Everyone has someone who needs to be “always right.” I have those people; families are full of them! Haha. But you can protect yourself by actively believing that they just want to help, or make themselves feel better, or be loved – no need to bristle at them. I am not above taking All. The. Blame. Then we can get on with dinner or building a fire or skiing or whatever it is we are doing. I’m willing to do that.
- Some people have no skills for respecting boundaries, being kind, or self-regulation and many of those people have kids – you might even be a kid of someone like that. If you’re here reading this, chances are pretty good! We’ve solved some of these issues by staying in a hotel in town, staying in a camper in the yard, scheduling a couple of short trips instead of a longer one – we may break up a week with grandma by spending a few nights with Pa, or Auntie, or with my old high school friends. When you are in their house, they may ask you to abide by their rules, and if that’s a conflict, offsite housing or offsite visits might work best if you’re not willing to go toe to toe on why junior does not have to clean his plate, even if s/he is at grandpa’s house.

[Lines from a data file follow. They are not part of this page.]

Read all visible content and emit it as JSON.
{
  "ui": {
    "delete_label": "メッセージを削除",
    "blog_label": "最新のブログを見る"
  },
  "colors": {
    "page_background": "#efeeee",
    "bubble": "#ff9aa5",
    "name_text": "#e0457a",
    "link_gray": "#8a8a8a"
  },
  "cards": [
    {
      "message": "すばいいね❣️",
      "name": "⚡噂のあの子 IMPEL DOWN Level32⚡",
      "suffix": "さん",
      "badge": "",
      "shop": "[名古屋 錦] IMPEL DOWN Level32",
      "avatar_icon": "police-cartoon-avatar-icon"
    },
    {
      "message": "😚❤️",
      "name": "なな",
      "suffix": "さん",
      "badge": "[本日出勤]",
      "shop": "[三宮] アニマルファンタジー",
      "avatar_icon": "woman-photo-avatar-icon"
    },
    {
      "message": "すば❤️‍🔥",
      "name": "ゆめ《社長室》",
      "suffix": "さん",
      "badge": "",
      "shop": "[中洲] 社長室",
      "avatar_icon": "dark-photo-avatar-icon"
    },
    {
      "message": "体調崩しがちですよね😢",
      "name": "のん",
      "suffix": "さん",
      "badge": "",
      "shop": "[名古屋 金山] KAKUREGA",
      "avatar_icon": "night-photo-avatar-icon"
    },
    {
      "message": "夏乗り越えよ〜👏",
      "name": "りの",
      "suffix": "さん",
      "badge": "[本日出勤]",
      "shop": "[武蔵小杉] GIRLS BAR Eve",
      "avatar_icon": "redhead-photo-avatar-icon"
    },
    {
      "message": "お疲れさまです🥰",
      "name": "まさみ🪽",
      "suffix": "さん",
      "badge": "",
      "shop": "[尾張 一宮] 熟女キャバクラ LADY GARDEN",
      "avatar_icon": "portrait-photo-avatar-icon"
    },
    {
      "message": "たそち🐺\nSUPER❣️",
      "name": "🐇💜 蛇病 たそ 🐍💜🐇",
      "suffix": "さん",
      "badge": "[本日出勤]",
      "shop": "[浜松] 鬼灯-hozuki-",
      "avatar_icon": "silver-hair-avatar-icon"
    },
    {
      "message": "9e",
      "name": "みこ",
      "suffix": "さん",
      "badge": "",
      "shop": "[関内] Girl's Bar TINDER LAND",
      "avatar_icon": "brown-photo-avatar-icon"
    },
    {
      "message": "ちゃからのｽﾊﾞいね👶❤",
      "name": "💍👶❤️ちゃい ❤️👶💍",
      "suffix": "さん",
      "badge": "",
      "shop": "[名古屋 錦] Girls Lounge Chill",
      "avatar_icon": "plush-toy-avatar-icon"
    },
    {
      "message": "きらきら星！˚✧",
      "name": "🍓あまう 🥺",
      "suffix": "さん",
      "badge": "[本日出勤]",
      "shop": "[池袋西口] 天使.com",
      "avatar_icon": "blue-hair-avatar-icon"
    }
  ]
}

- In advance, tell your parents social stories about the trip – what they can expect, how it might go, or another way it might go. You can say something like “It’s just impossible to stay on schedule while traveling, so we’re going to just go with the flow in terms of planning the week, or sticking to time limits on the ipad or eating leafy greens at every meal.” And then repeat that in person when your kid throws a fit, or when you don’t bring down the hammer on some infraction – even if you would at home. My dad is a merciless tease, and before one trip I just came out and said “he wants to grow his hair and I just don’t care – it seems like harmless self expression. But he’s very sensitive to being teased, and I just don’t want you to hurt his feelings.” He might have rolled his eyes over the phone, but he did not tease my kid about his hair. Or his disdain for chewy meat!

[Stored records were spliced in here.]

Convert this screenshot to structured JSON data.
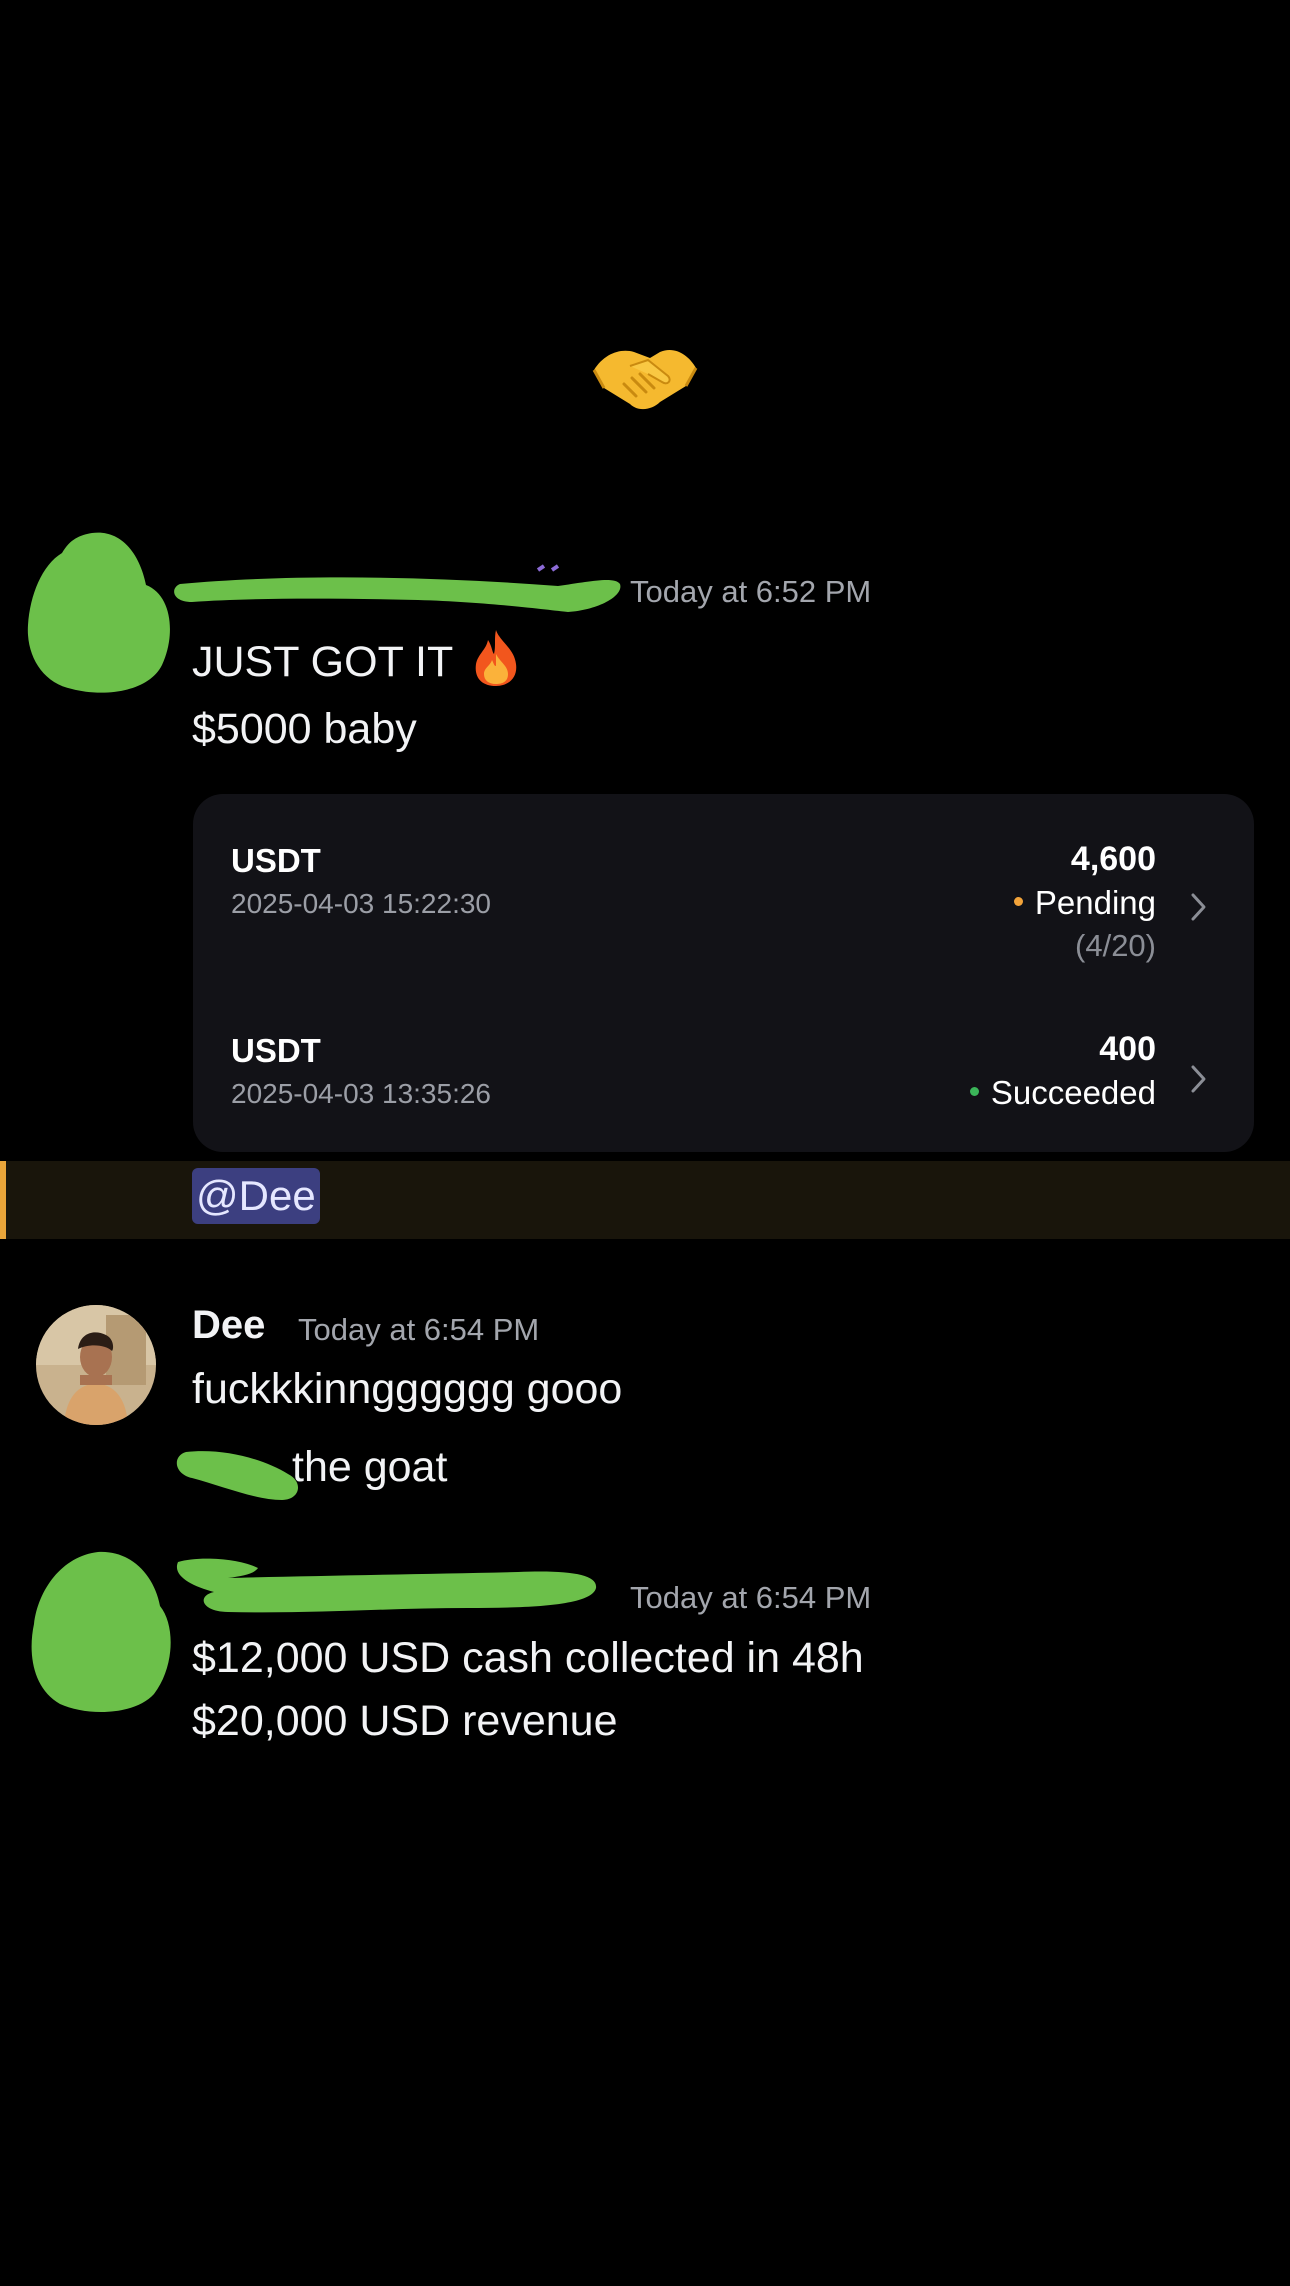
{
  "icons": {
    "handshake": "handshake-emoji",
    "fire": "fire-emoji",
    "chevron": "chevron-right-icon"
  },
  "colors": {
    "background": "#000000",
    "card": "#121217",
    "pending": "#f2a33a",
    "succeeded": "#3bb559",
    "mention_accent": "#e9a53a",
    "mention_pill": "#3c3f80",
    "redaction": "#6cc04a"
  },
  "messages": [
    {
      "timestamp": "Today at 6:52 PM",
      "lines": [
        "JUST GOT IT",
        "$5000 baby"
      ]
    },
    {
      "username": "Dee",
      "timestamp": "Today at 6:54 PM",
      "lines": [
        "fuckkkinngggggg gooo",
        "the goat"
      ]
    },
    {
      "timestamp": "Today at 6:54 PM",
      "lines": [
        "$12,000 USD cash collected in 48h",
        "$20,000 USD revenue"
      ]
    }
  ],
  "transactions": [
    {
      "coin": "USDT",
      "datetime": "2025-04-03 15:22:30",
      "amount": "4,600",
      "status": "Pending",
      "progress": "(4/20)"
    },
    {
      "coin": "USDT",
      "datetime": "2025-04-03 13:35:26",
      "amount": "400",
      "status": "Succeeded"
    }
  ],
  "mention": "@Dee"
}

- When they make suggestions about how to solve a parenting problem, nod, give a thoughtful look (this is usually called active listening – or just acting haha) and say something like:
Huh, I’ll have to do some research on that.
Oooh, I’ll look into it.
I’ll ask the pediatrician about that (or physical therapist, feeding consultant, teacher, school psychologist, occupational therapist…. defer to a higher authority than either you or your parents).
- Or you might shrug, give an apologetic look (even if you feel annoyed) and say something like: **We’ve consulted with the pediatrician and we are just going with this for now.
I love my elders, but they do drive me nuts. These tactics have helped me keep my relationships with them, keep them in relationship with my kids, and teach my kids both how to be respectful to their elders and also how I want to be treated when they are adults.
Good luck and happy holidays!
If you have a sticky situation or shocking success, drop it in the comments and I’ll chime in or cheer you on!